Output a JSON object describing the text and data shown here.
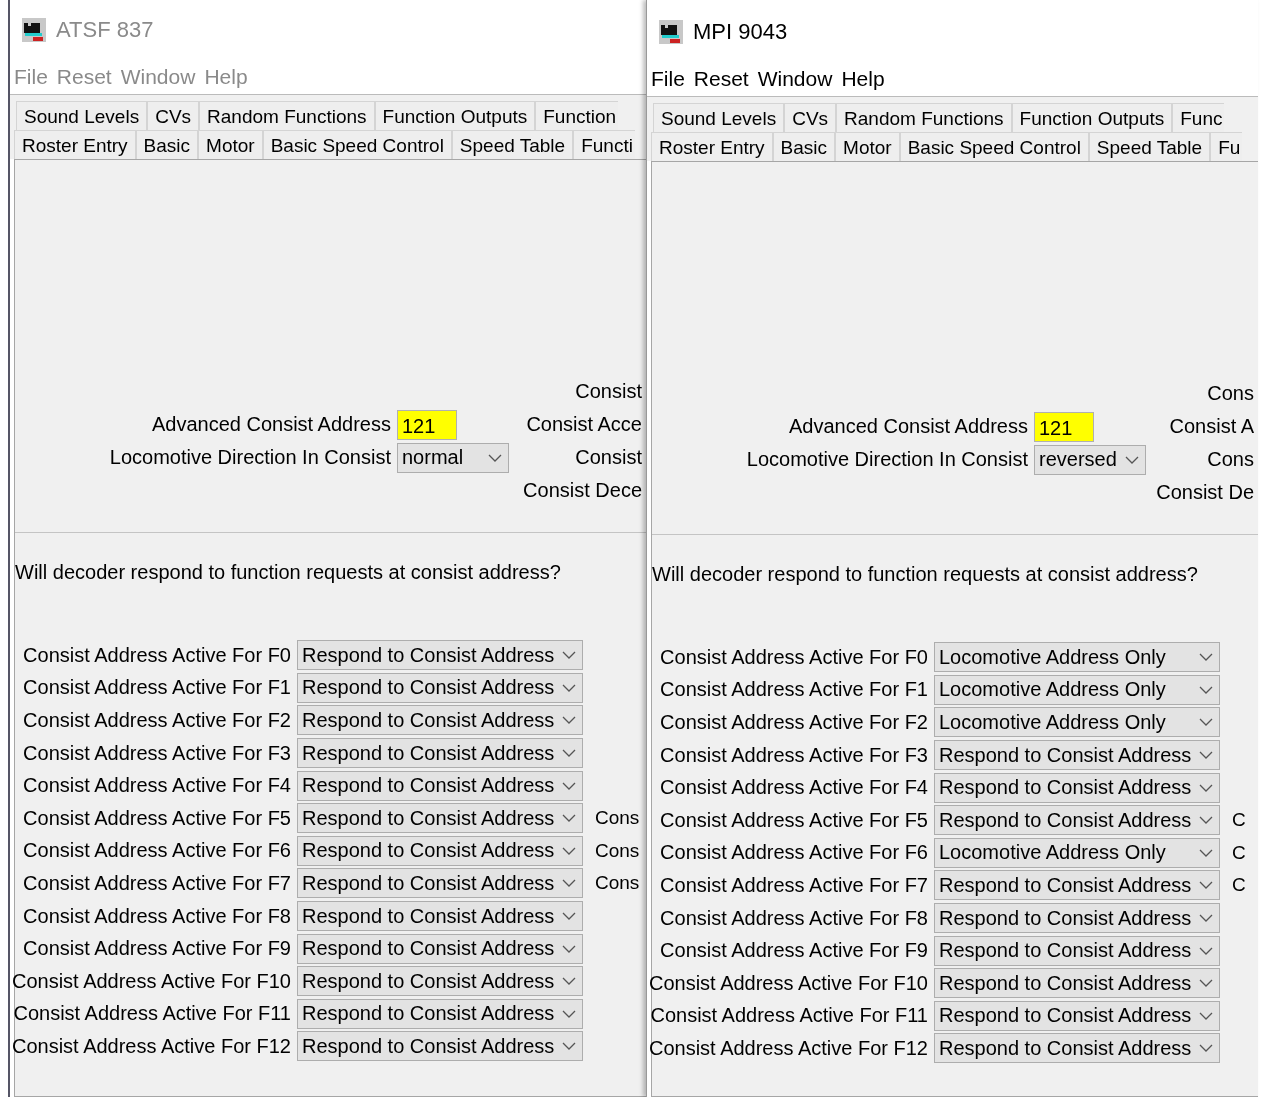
{
  "windows": [
    {
      "title": "ATSF 837",
      "active": false,
      "menu": [
        "File",
        "Reset",
        "Window",
        "Help"
      ],
      "tab_rows": [
        [
          "Sound Levels",
          "CVs",
          "Random Functions",
          "Function Outputs",
          "Function"
        ],
        [
          "Roster Entry",
          "Basic",
          "Motor",
          "Basic Speed Control",
          "Speed Table",
          "Functi"
        ]
      ],
      "consist": {
        "side_labels": [
          "Consist",
          "Consist Acce",
          "Consist",
          "Consist Dece"
        ],
        "address_label": "Advanced Consist Address",
        "address": "121",
        "direction_label": "Locomotive Direction In Consist",
        "direction": "normal"
      },
      "question": "Will decoder respond to function requests at consist address?",
      "functions": [
        {
          "label": "Consist Address Active For F0",
          "value": "Respond to Consist Address"
        },
        {
          "label": "Consist Address Active For F1",
          "value": "Respond to Consist Address"
        },
        {
          "label": "Consist Address Active For F2",
          "value": "Respond to Consist Address"
        },
        {
          "label": "Consist Address Active For F3",
          "value": "Respond to Consist Address"
        },
        {
          "label": "Consist Address Active For F4",
          "value": "Respond to Consist Address"
        },
        {
          "label": "Consist Address Active For F5",
          "value": "Respond to Consist Address",
          "side": "Cons"
        },
        {
          "label": "Consist Address Active For F6",
          "value": "Respond to Consist Address",
          "side": "Cons"
        },
        {
          "label": "Consist Address Active For F7",
          "value": "Respond to Consist Address",
          "side": "Cons"
        },
        {
          "label": "Consist Address Active For F8",
          "value": "Respond to Consist Address"
        },
        {
          "label": "Consist Address Active For F9",
          "value": "Respond to Consist Address"
        },
        {
          "label": "Consist Address Active For F10",
          "value": "Respond to Consist Address"
        },
        {
          "label": "Consist Address Active For F11",
          "value": "Respond to Consist Address"
        },
        {
          "label": "Consist Address Active For F12",
          "value": "Respond to Consist Address"
        }
      ]
    },
    {
      "title": "MPI 9043",
      "active": true,
      "menu": [
        "File",
        "Reset",
        "Window",
        "Help"
      ],
      "tab_rows": [
        [
          "Sound Levels",
          "CVs",
          "Random Functions",
          "Function Outputs",
          "Func"
        ],
        [
          "Roster Entry",
          "Basic",
          "Motor",
          "Basic Speed Control",
          "Speed Table",
          "Fu"
        ]
      ],
      "consist": {
        "side_labels": [
          "Cons",
          "Consist A",
          "Cons",
          "Consist De"
        ],
        "address_label": "Advanced Consist Address",
        "address": "121",
        "direction_label": "Locomotive Direction In Consist",
        "direction": "reversed"
      },
      "question": "Will decoder respond to function requests at consist address?",
      "functions": [
        {
          "label": "Consist Address Active For F0",
          "value": "Locomotive Address Only"
        },
        {
          "label": "Consist Address Active For F1",
          "value": "Locomotive Address Only"
        },
        {
          "label": "Consist Address Active For F2",
          "value": "Locomotive Address Only"
        },
        {
          "label": "Consist Address Active For F3",
          "value": "Respond to Consist Address"
        },
        {
          "label": "Consist Address Active For F4",
          "value": "Respond to Consist Address"
        },
        {
          "label": "Consist Address Active For F5",
          "value": "Respond to Consist Address",
          "side": "C"
        },
        {
          "label": "Consist Address Active For F6",
          "value": "Locomotive Address Only",
          "side": "C"
        },
        {
          "label": "Consist Address Active For F7",
          "value": "Respond to Consist Address",
          "side": "C"
        },
        {
          "label": "Consist Address Active For F8",
          "value": "Respond to Consist Address"
        },
        {
          "label": "Consist Address Active For F9",
          "value": "Respond to Consist Address"
        },
        {
          "label": "Consist Address Active For F10",
          "value": "Respond to Consist Address"
        },
        {
          "label": "Consist Address Active For F11",
          "value": "Respond to Consist Address"
        },
        {
          "label": "Consist Address Active For F12",
          "value": "Respond to Consist Address"
        }
      ]
    }
  ]
}
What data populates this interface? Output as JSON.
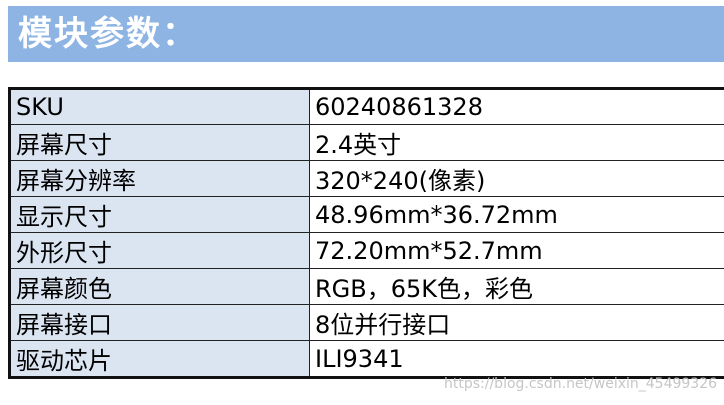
{
  "header": {
    "title": "模块参数："
  },
  "spec_table": {
    "rows": [
      {
        "label": "SKU",
        "value": "60240861328"
      },
      {
        "label": "屏幕尺寸",
        "value": "2.4英寸"
      },
      {
        "label": "屏幕分辨率",
        "value": "320*240(像素)"
      },
      {
        "label": "显示尺寸",
        "value": "48.96mm*36.72mm"
      },
      {
        "label": "外形尺寸",
        "value": "72.20mm*52.7mm"
      },
      {
        "label": "屏幕颜色",
        "value": "RGB，65K色，彩色"
      },
      {
        "label": "屏幕接口",
        "value": "8位并行接口"
      },
      {
        "label": "驱动芯片",
        "value": "ILI9341"
      }
    ]
  },
  "watermark": {
    "text": "https://blog.csdn.net/weixin_45499326"
  },
  "colors": {
    "header_bg": "#8eb4e3",
    "label_bg": "#dbe5f1",
    "value_bg": "#ffffff",
    "border": "#222222"
  }
}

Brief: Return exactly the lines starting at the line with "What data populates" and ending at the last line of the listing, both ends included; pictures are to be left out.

Finished exercise:
What data populates this interface? Output as JSON.
{
  "header": {
    "title": "模块参数："
  },
  "spec_table": {
    "rows": [
      {
        "label": "SKU",
        "value": "60240861328"
      },
      {
        "label": "屏幕尺寸",
        "value": "2.4英寸"
      },
      {
        "label": "屏幕分辨率",
        "value": "320*240(像素)"
      },
      {
        "label": "显示尺寸",
        "value": "48.96mm*36.72mm"
      },
      {
        "label": "外形尺寸",
        "value": "72.20mm*52.7mm"
      },
      {
        "label": "屏幕颜色",
        "value": "RGB，65K色，彩色"
      },
      {
        "label": "屏幕接口",
        "value": "8位并行接口"
      },
      {
        "label": "驱动芯片",
        "value": "ILI9341"
      }
    ]
  },
  "watermark": {
    "text": "https://blog.csdn.net/weixin_45499326"
  },
  "colors": {
    "header_bg": "#8eb4e3",
    "label_bg": "#dbe5f1",
    "value_bg": "#ffffff",
    "border": "#222222"
  }
}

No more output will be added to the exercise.